▸ **What you are asked to do**: The response should consist of the data below, copied exactly, with no pictures in it.

Web page and app entries

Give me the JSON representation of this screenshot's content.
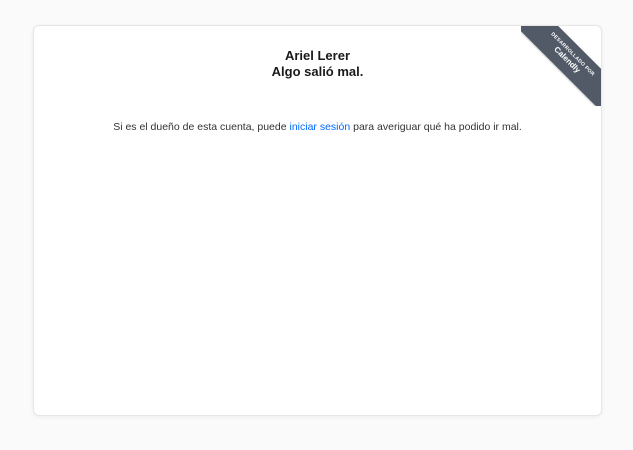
{
  "header": {
    "owner_name": "Ariel Lerer",
    "error_title": "Algo salió mal."
  },
  "message": {
    "before_link": "Si es el dueño de esta cuenta, puede ",
    "link_text": "iniciar sesión",
    "after_link": " para averiguar qué ha podido ir mal."
  },
  "ribbon": {
    "small_text": "DESARROLLADO POR",
    "brand": "Calendly"
  },
  "colors": {
    "link": "#0069ff",
    "ribbon": "#515a66"
  }
}
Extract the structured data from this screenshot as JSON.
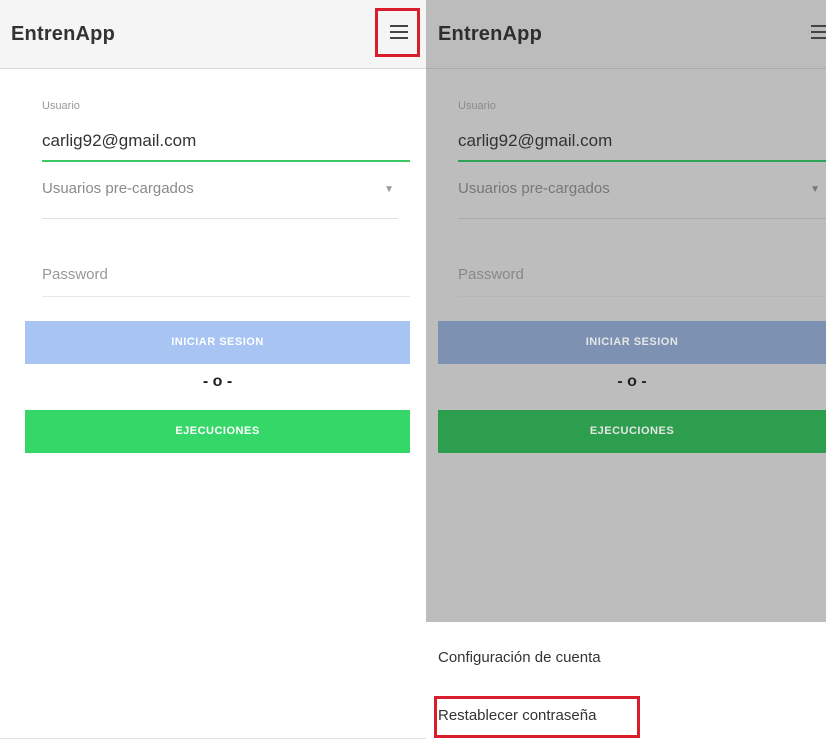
{
  "left": {
    "app_title": "EntrenApp",
    "menu_icon": "hamburger-menu-icon",
    "usuario_label": "Usuario",
    "usuario_value": "carlig92@gmail.com",
    "preloaded_select": "Usuarios pre-cargados",
    "password_placeholder": "Password",
    "login_button": "INICIAR SESION",
    "separator": "- o -",
    "executions_button": "EJECUCIONES"
  },
  "right": {
    "app_title": "EntrenApp",
    "menu_icon": "hamburger-menu-icon",
    "usuario_label": "Usuario",
    "usuario_value": "carlig92@gmail.com",
    "preloaded_select": "Usuarios pre-cargados",
    "password_placeholder": "Password",
    "login_button": "INICIAR SESION",
    "separator": "- o -",
    "executions_button": "EJECUCIONES",
    "drawer": {
      "items": [
        {
          "label": "Configuración de cuenta"
        },
        {
          "label": "Restablecer contraseña"
        }
      ]
    }
  },
  "colors": {
    "accent_green": "#35d768",
    "login_blue": "#a7c4f2",
    "highlight_red": "#d81e2a",
    "overlay_gray": "#bdbdbd"
  }
}
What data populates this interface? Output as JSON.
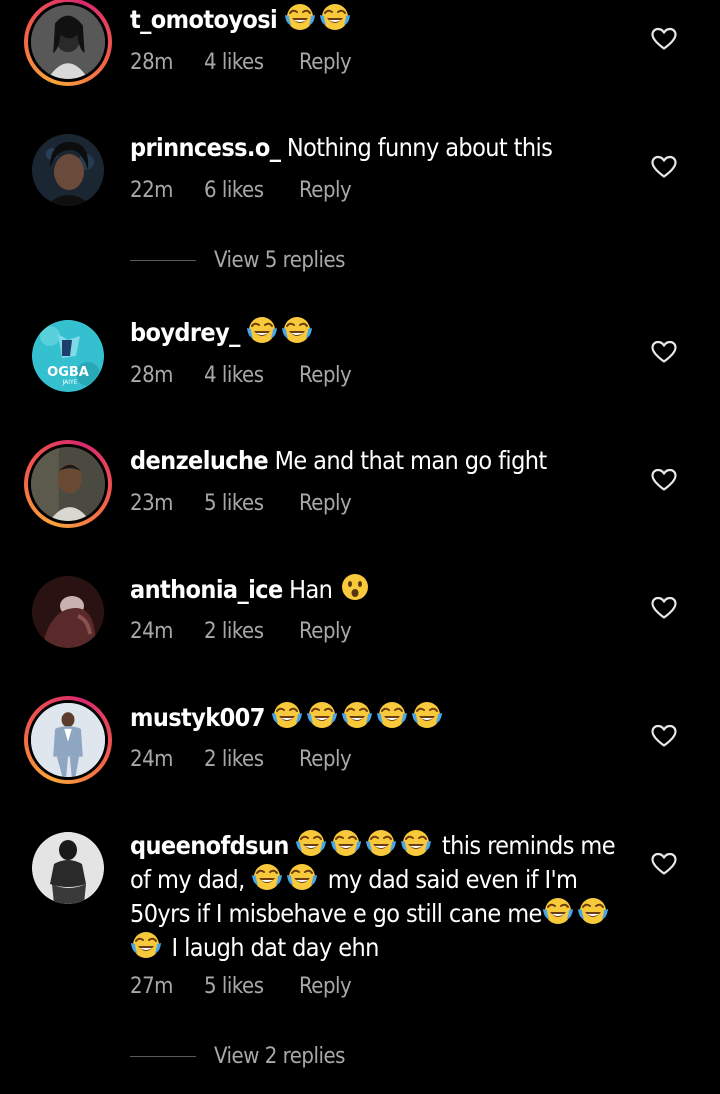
{
  "comments": [
    {
      "username": "t_omotoyosi",
      "text": "",
      "emojis": [
        "laughing-tears",
        "laughing-tears"
      ],
      "time": "28m",
      "likes": "4 likes",
      "reply": "Reply"
    },
    {
      "username": "prinncess.o_",
      "text": " Nothing funny about this",
      "time": "22m",
      "likes": "6 likes",
      "reply": "Reply",
      "view_replies": "View 5 replies"
    },
    {
      "username": "boydrey_",
      "text": "",
      "avatar_text_1": "OGBA",
      "avatar_text_2": "JAIYE",
      "time": "28m",
      "likes": "4 likes",
      "reply": "Reply"
    },
    {
      "username": "denzeluche",
      "text": " Me and that man go fight",
      "time": "23m",
      "likes": "5 likes",
      "reply": "Reply"
    },
    {
      "username": "anthonia_ice",
      "text": " Han ",
      "time": "24m",
      "likes": "2 likes",
      "reply": "Reply"
    },
    {
      "username": "mustyk007",
      "text": "",
      "time": "24m",
      "likes": "2 likes",
      "reply": "Reply"
    },
    {
      "username": "queenofdsun",
      "text_1": " this reminds me of my dad, ",
      "text_2": " my dad said even if I'm 50yrs if I misbehave e go still cane me",
      "text_3": " I laugh dat day ehn",
      "time": "27m",
      "likes": "5 likes",
      "reply": "Reply",
      "view_replies": "View 2 replies"
    }
  ],
  "colors": {
    "background": "#000000",
    "text": "#ffffff",
    "muted": "#a8a8a8",
    "story_ring_start": "#f9a53a",
    "story_ring_end": "#d8296f"
  },
  "icons": {
    "like": "heart-outline-icon",
    "laugh": "face-with-tears-of-joy-emoji",
    "surprise": "face-with-open-mouth-emoji"
  }
}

▸ **Worked solution**:
Give me the JSON representation of this screenshot's content.
{
  "header": {
    "owner_name": "Ariel Lerer",
    "error_title": "Algo salió mal."
  },
  "message": {
    "before_link": "Si es el dueño de esta cuenta, puede ",
    "link_text": "iniciar sesión",
    "after_link": " para averiguar qué ha podido ir mal."
  },
  "ribbon": {
    "small_text": "DESARROLLADO POR",
    "brand": "Calendly"
  },
  "colors": {
    "link": "#0069ff",
    "ribbon": "#515a66"
  }
}
Extract the structured data from this screenshot as JSON.
{
  "left": {
    "app_title": "EntrenApp",
    "menu_icon": "hamburger-menu-icon",
    "usuario_label": "Usuario",
    "usuario_value": "carlig92@gmail.com",
    "preloaded_select": "Usuarios pre-cargados",
    "password_placeholder": "Password",
    "login_button": "INICIAR SESION",
    "separator": "- o -",
    "executions_button": "EJECUCIONES"
  },
  "right": {
    "app_title": "EntrenApp",
    "menu_icon": "hamburger-menu-icon",
    "usuario_label": "Usuario",
    "usuario_value": "carlig92@gmail.com",
    "preloaded_select": "Usuarios pre-cargados",
    "password_placeholder": "Password",
    "login_button": "INICIAR SESION",
    "separator": "- o -",
    "executions_button": "EJECUCIONES",
    "drawer": {
      "items": [
        {
          "label": "Configuración de cuenta"
        },
        {
          "label": "Restablecer contraseña"
        }
      ]
    }
  },
  "colors": {
    "accent_green": "#35d768",
    "login_blue": "#a7c4f2",
    "highlight_red": "#d81e2a",
    "overlay_gray": "#bdbdbd"
  }
}
What data populates this interface? Output as JSON.
{
  "comments": [
    {
      "username": "t_omotoyosi",
      "text": "",
      "emojis": [
        "laughing-tears",
        "laughing-tears"
      ],
      "time": "28m",
      "likes": "4 likes",
      "reply": "Reply"
    },
    {
      "username": "prinncess.o_",
      "text": " Nothing funny about this",
      "time": "22m",
      "likes": "6 likes",
      "reply": "Reply",
      "view_replies": "View 5 replies"
    },
    {
      "username": "boydrey_",
      "text": "",
      "avatar_text_1": "OGBA",
      "avatar_text_2": "JAIYE",
      "time": "28m",
      "likes": "4 likes",
      "reply": "Reply"
    },
    {
      "username": "denzeluche",
      "text": " Me and that man go fight",
      "time": "23m",
      "likes": "5 likes",
      "reply": "Reply"
    },
    {
      "username": "anthonia_ice",
      "text": " Han ",
      "time": "24m",
      "likes": "2 likes",
      "reply": "Reply"
    },
    {
      "username": "mustyk007",
      "text": "",
      "time": "24m",
      "likes": "2 likes",
      "reply": "Reply"
    },
    {
      "username": "queenofdsun",
      "text_1": " this reminds me of my dad, ",
      "text_2": " my dad said even if I'm 50yrs if I misbehave e go still cane me",
      "text_3": " I laugh dat day ehn",
      "time": "27m",
      "likes": "5 likes",
      "reply": "Reply",
      "view_replies": "View 2 replies"
    }
  ],
  "colors": {
    "background": "#000000",
    "text": "#ffffff",
    "muted": "#a8a8a8",
    "story_ring_start": "#f9a53a",
    "story_ring_end": "#d8296f"
  },
  "icons": {
    "like": "heart-outline-icon",
    "laugh": "face-with-tears-of-joy-emoji",
    "surprise": "face-with-open-mouth-emoji"
  }
}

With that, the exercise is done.